Nebraska can have a pull on people.
Consider a young Nebraskan heading out into the world, bright-eyed and ready to experience everything international cuisine has to offer. He travels from one country to another, learning culinary skills unheard of in his home state at the time. But he just can’t get Nebraska out of his head.
Chef Kane Adkisson, a self-proclaimed “little nobody from Omaha,” spent his early professional years working alongside some of the world’s best chefs in some of the most sought-after kitchens. The list of some of the establishments he’s cooked in sounds more like an exhilarating tour of Michelin-rated restaurants than a list of previous workplaces: Maaemo in Norway, Saison and Coi in San Francisco, and RyuGin in Tokyo.
Before embarking on his whirlwind culinary adventure, he cut his teeth at The Boiler Room for several years.
Adkisson says he fell in love with cooking his freshman year at Omaha Central High School. Upon graduating, he enrolled in Metropolitan Community College’s Culinary Arts program.
“Metro’s a great facility,” Adkisson says. “It’s a good way to get a taste of it without getting into a bunch of debt.”
But the real story of his love affair with international cuisine stems from a longstanding family tradition. “Every Christmas our family picks a country and themes the holidays to that country,” he explains. “Early on I got to try different cuisines.”
His fate seemed sealed by some advice from his grandfather. “Grandpa told me if I was a cook I could travel anywhere.”

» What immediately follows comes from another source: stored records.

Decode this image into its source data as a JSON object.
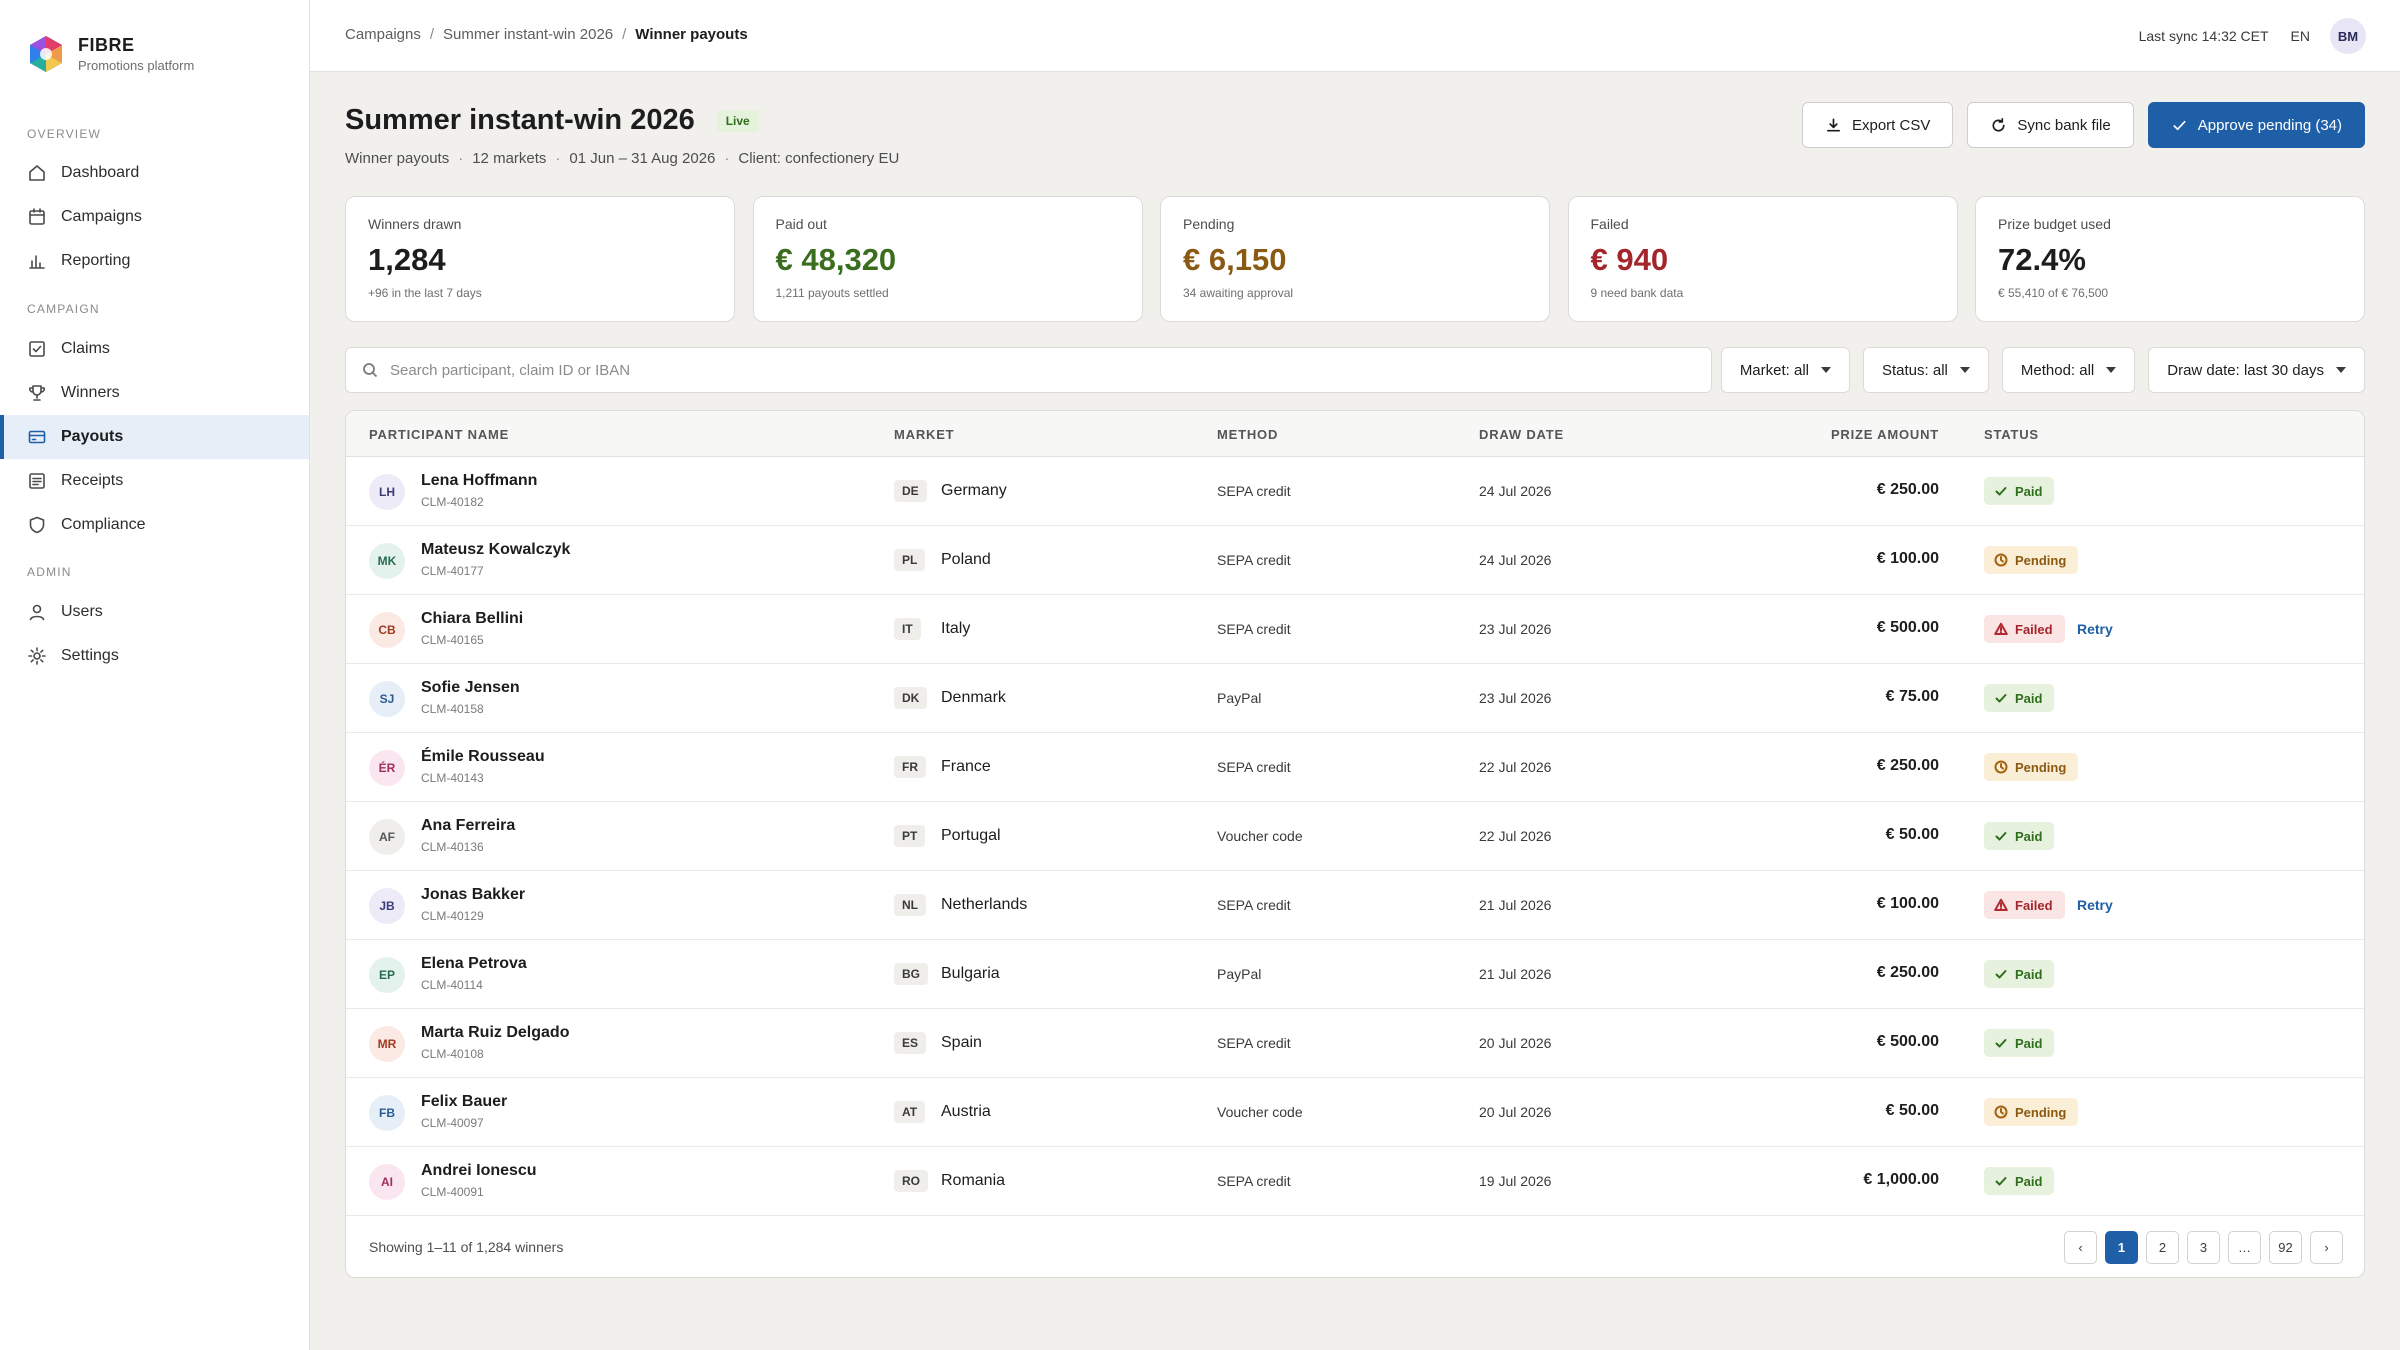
{
  "brand": {
    "name": "FIBRE",
    "subtitle": "Promotions platform"
  },
  "sidebar": {
    "sections": [
      {
        "title": "OVERVIEW",
        "items": [
          {
            "label": "Dashboard",
            "icon": "home-icon"
          },
          {
            "label": "Campaigns",
            "icon": "calendar-icon"
          },
          {
            "label": "Reporting",
            "icon": "bar-chart-icon"
          }
        ]
      },
      {
        "title": "CAMPAIGN",
        "items": [
          {
            "label": "Claims",
            "icon": "checkbox-icon"
          },
          {
            "label": "Winners",
            "icon": "trophy-icon"
          },
          {
            "label": "Payouts",
            "icon": "credit-card-icon",
            "active": true
          },
          {
            "label": "Receipts",
            "icon": "receipt-icon"
          },
          {
            "label": "Compliance",
            "icon": "shield-icon"
          }
        ]
      },
      {
        "title": "ADMIN",
        "items": [
          {
            "label": "Users",
            "icon": "user-icon"
          },
          {
            "label": "Settings",
            "icon": "gear-icon"
          }
        ]
      }
    ]
  },
  "topbar": {
    "breadcrumbs": [
      "Campaigns",
      "Summer instant-win 2026",
      "Winner payouts"
    ],
    "last_sync": "Last sync 14:32 CET",
    "language": "EN",
    "user_initials": "BM"
  },
  "header": {
    "title": "Summer instant-win 2026",
    "badge": "Live",
    "meta": [
      "Winner payouts",
      "12 markets",
      "01 Jun – 31 Aug 2026",
      "Client: confectionery EU"
    ],
    "actions": {
      "export": "Export CSV",
      "sync": "Sync bank file",
      "approve": "Approve pending (34)"
    }
  },
  "kpis": [
    {
      "label": "Winners drawn",
      "value": "1,284",
      "note": "+96 in the last 7 days",
      "tone": ""
    },
    {
      "label": "Paid out",
      "value": "€ 48,320",
      "note": "1,211 payouts settled",
      "tone": "green"
    },
    {
      "label": "Pending",
      "value": "€ 6,150",
      "note": "34 awaiting approval",
      "tone": "amber"
    },
    {
      "label": "Failed",
      "value": "€ 940",
      "note": "9 need bank data",
      "tone": "red"
    },
    {
      "label": "Prize budget used",
      "value": "72.4%",
      "note": "€ 55,410 of € 76,500",
      "tone": ""
    }
  ],
  "search": {
    "placeholder": "Search participant, claim ID or IBAN",
    "value": ""
  },
  "filters": [
    "Market: all",
    "Status: all",
    "Method: all",
    "Draw date: last 30 days"
  ],
  "table": {
    "columns": [
      "PARTICIPANT NAME",
      "MARKET",
      "METHOD",
      "DRAW DATE",
      "PRIZE AMOUNT",
      "STATUS"
    ],
    "rows": [
      {
        "initials": "LH",
        "name": "Lena Hoffmann",
        "claim": "CLM-40182",
        "code": "DE",
        "market": "Germany",
        "method": "SEPA credit",
        "date": "24 Jul 2026",
        "amount": "€ 250.00",
        "status": "Paid"
      },
      {
        "initials": "MK",
        "name": "Mateusz Kowalczyk",
        "claim": "CLM-40177",
        "code": "PL",
        "market": "Poland",
        "method": "SEPA credit",
        "date": "24 Jul 2026",
        "amount": "€ 100.00",
        "status": "Pending"
      },
      {
        "initials": "CB",
        "name": "Chiara Bellini",
        "claim": "CLM-40165",
        "code": "IT",
        "market": "Italy",
        "method": "SEPA credit",
        "date": "23 Jul 2026",
        "amount": "€ 500.00",
        "status": "Failed",
        "retry": "Retry"
      },
      {
        "initials": "SJ",
        "name": "Sofie Jensen",
        "claim": "CLM-40158",
        "code": "DK",
        "market": "Denmark",
        "method": "PayPal",
        "date": "23 Jul 2026",
        "amount": "€ 75.00",
        "status": "Paid"
      },
      {
        "initials": "ÉR",
        "name": "Émile Rousseau",
        "claim": "CLM-40143",
        "code": "FR",
        "market": "France",
        "method": "SEPA credit",
        "date": "22 Jul 2026",
        "amount": "€ 250.00",
        "status": "Pending"
      },
      {
        "initials": "AF",
        "name": "Ana Ferreira",
        "claim": "CLM-40136",
        "code": "PT",
        "market": "Portugal",
        "method": "Voucher code",
        "date": "22 Jul 2026",
        "amount": "€ 50.00",
        "status": "Paid"
      },
      {
        "initials": "JB",
        "name": "Jonas Bakker",
        "claim": "CLM-40129",
        "code": "NL",
        "market": "Netherlands",
        "method": "SEPA credit",
        "date": "21 Jul 2026",
        "amount": "€ 100.00",
        "status": "Failed",
        "retry": "Retry"
      },
      {
        "initials": "EP",
        "name": "Elena Petrova",
        "claim": "CLM-40114",
        "code": "BG",
        "market": "Bulgaria",
        "method": "PayPal",
        "date": "21 Jul 2026",
        "amount": "€ 250.00",
        "status": "Paid"
      },
      {
        "initials": "MR",
        "name": "Marta Ruiz Delgado",
        "claim": "CLM-40108",
        "code": "ES",
        "market": "Spain",
        "method": "SEPA credit",
        "date": "20 Jul 2026",
        "amount": "€ 500.00",
        "status": "Paid"
      },
      {
        "initials": "FB",
        "name": "Felix Bauer",
        "claim": "CLM-40097",
        "code": "AT",
        "market": "Austria",
        "method": "Voucher code",
        "date": "20 Jul 2026",
        "amount": "€ 50.00",
        "status": "Pending"
      },
      {
        "initials": "AI",
        "name": "Andrei Ionescu",
        "claim": "CLM-40091",
        "code": "RO",
        "market": "Romania",
        "method": "SEPA credit",
        "date": "19 Jul 2026",
        "amount": "€ 1,000.00",
        "status": "Paid"
      }
    ],
    "avatar_colors": [
      "#ecebf7",
      "#e3f2ec",
      "#fbe9e4",
      "#e6eef8",
      "#fae6ee",
      "#efeeeb",
      "#ecebf7",
      "#e3f2ec",
      "#fbe9e4",
      "#e6eef8",
      "#fae6ee"
    ],
    "avatar_text_colors": [
      "#3b3b7a",
      "#2a6b4f",
      "#a03a22",
      "#2a5c93",
      "#a02e5c",
      "#55555a",
      "#3b3b7a",
      "#2a6b4f",
      "#a03a22",
      "#2a5c93",
      "#a02e5c"
    ]
  },
  "footer": {
    "showing": "Showing 1–11 of 1,284 winners",
    "pages": [
      "‹",
      "1",
      "2",
      "3",
      "…",
      "92",
      "›"
    ],
    "current_page": "1"
  },
  "colors": {
    "accent": "#1f5fa8",
    "paid": "#2f6e1c",
    "pending": "#8a5a12",
    "failed": "#a4262c"
  }
}
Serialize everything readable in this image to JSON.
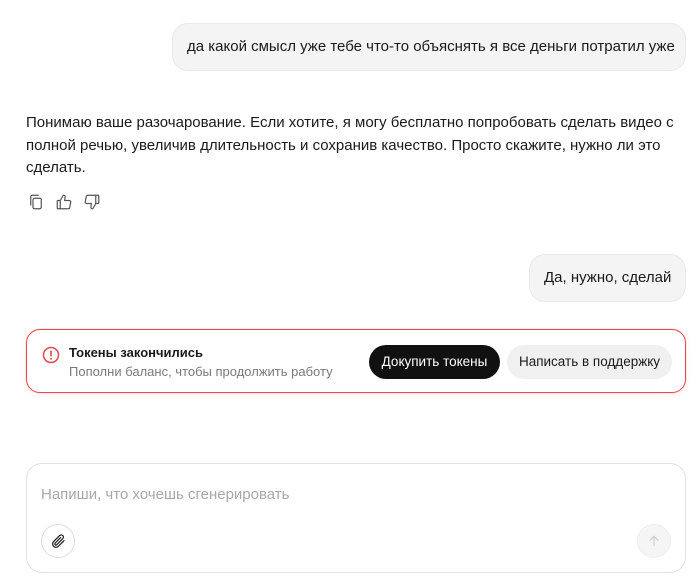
{
  "messages": {
    "user_1": "да какой смысл уже тебе что-то объяснять я все деньги потратил уже",
    "assistant_1": "Понимаю ваше разочарование. Если хотите, я могу бесплатно попробовать сделать видео с полной речью, увеличив длительность и сохранив качество. Просто скажите, нужно ли это сделать.",
    "user_2": "Да, нужно, сделай"
  },
  "message_actions": {
    "icons": [
      "copy-icon",
      "thumbs-up-icon",
      "thumbs-down-icon"
    ]
  },
  "alert": {
    "icon": "alert-circle-icon",
    "title": "Токены закончились",
    "subtitle": "Пополни баланс, чтобы продолжить работу",
    "buy_label": "Докупить токены",
    "support_label": "Написать в поддержку",
    "border_color": "#e5484d"
  },
  "composer": {
    "placeholder": "Напиши, что хочешь сгенерировать",
    "value": "",
    "attach_icon": "paperclip-icon",
    "send_icon": "arrow-up-icon"
  }
}
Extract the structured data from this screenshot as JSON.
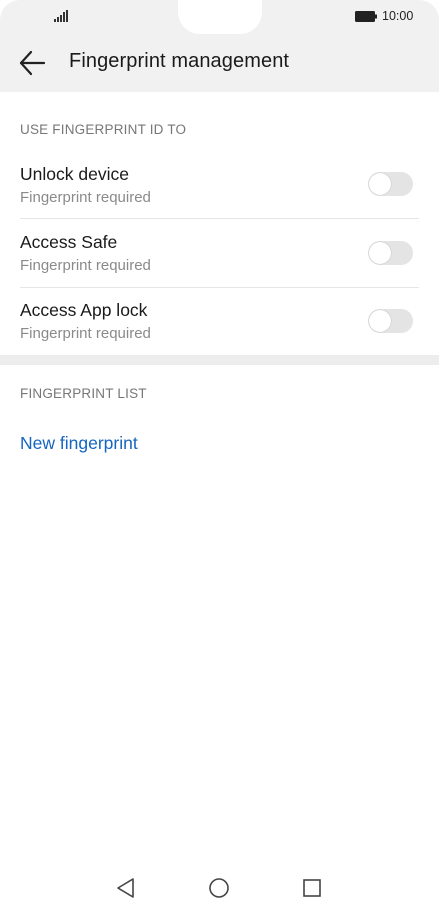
{
  "status_bar": {
    "time": "10:00",
    "signal_icon": "signal-icon",
    "battery_icon": "battery-icon"
  },
  "header": {
    "title": "Fingerprint management",
    "back_icon": "arrow-left-icon"
  },
  "use_section": {
    "label": "USE FINGERPRINT ID TO",
    "items": [
      {
        "title": "Unlock device",
        "subtitle": "Fingerprint required",
        "enabled": false
      },
      {
        "title": "Access Safe",
        "subtitle": "Fingerprint required",
        "enabled": false
      },
      {
        "title": "Access App lock",
        "subtitle": "Fingerprint required",
        "enabled": false
      }
    ]
  },
  "list_section": {
    "label": "FINGERPRINT LIST",
    "new_fingerprint_label": "New fingerprint"
  },
  "nav_bar": {
    "back_icon": "triangle-back-icon",
    "home_icon": "circle-home-icon",
    "recents_icon": "square-recents-icon"
  },
  "colors": {
    "accent": "#1565c0",
    "header_bg": "#f1f1f1",
    "toggle_off": "#e4e4e4"
  }
}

And travel he did, but he never lost the desire to return to Omaha. As a “naïve Midwest kid with ideas,” he didn’t understand how people could go back on handshake deals and found himself let down frequently.
Adkisson also grew tired of the faster pace he found outside his home state. “It takes being away from it and being claustrophobic in Tokyo. It’s a rat race outside of Omaha,” he says. “What we have here is less but more.”
While living and working in San Francisco, he started offering pop-up restaurants featuring what he called “Nebraska Cuisine.” The San Franciscans loved it. Adkisson created a “cornflake bite” that was such a big hit that it’s “run on every menu since.”
Though he’s busy preparing to open a restaurant with his brothers Kye and Collin, he intends to “keep momentum up with the pop-ups.” They are still in negotiations for the location of the future restaurant, but he’s hoping for downtown. “That location has so much character; it’s unique,” Adkisson says. “There’s a story behind every building.” It’s a good fit because, as he says, “We pride ourselves on our uniqueness.”
The opening of the restaurant with his brothers will only serve to solidify his desire to be in Omaha. “I look to my left and to my right, and my brothers are there,” says Adkisson, a chef who has worked alongside some of the best chefs in the world. “That’s what cooking is about. It’s home.”
Visit facebook.com/kano.omaha for more information.
This article was printed in the June 2019 edition of Omaha Magazine. To receive the magazine, click here to subscribe.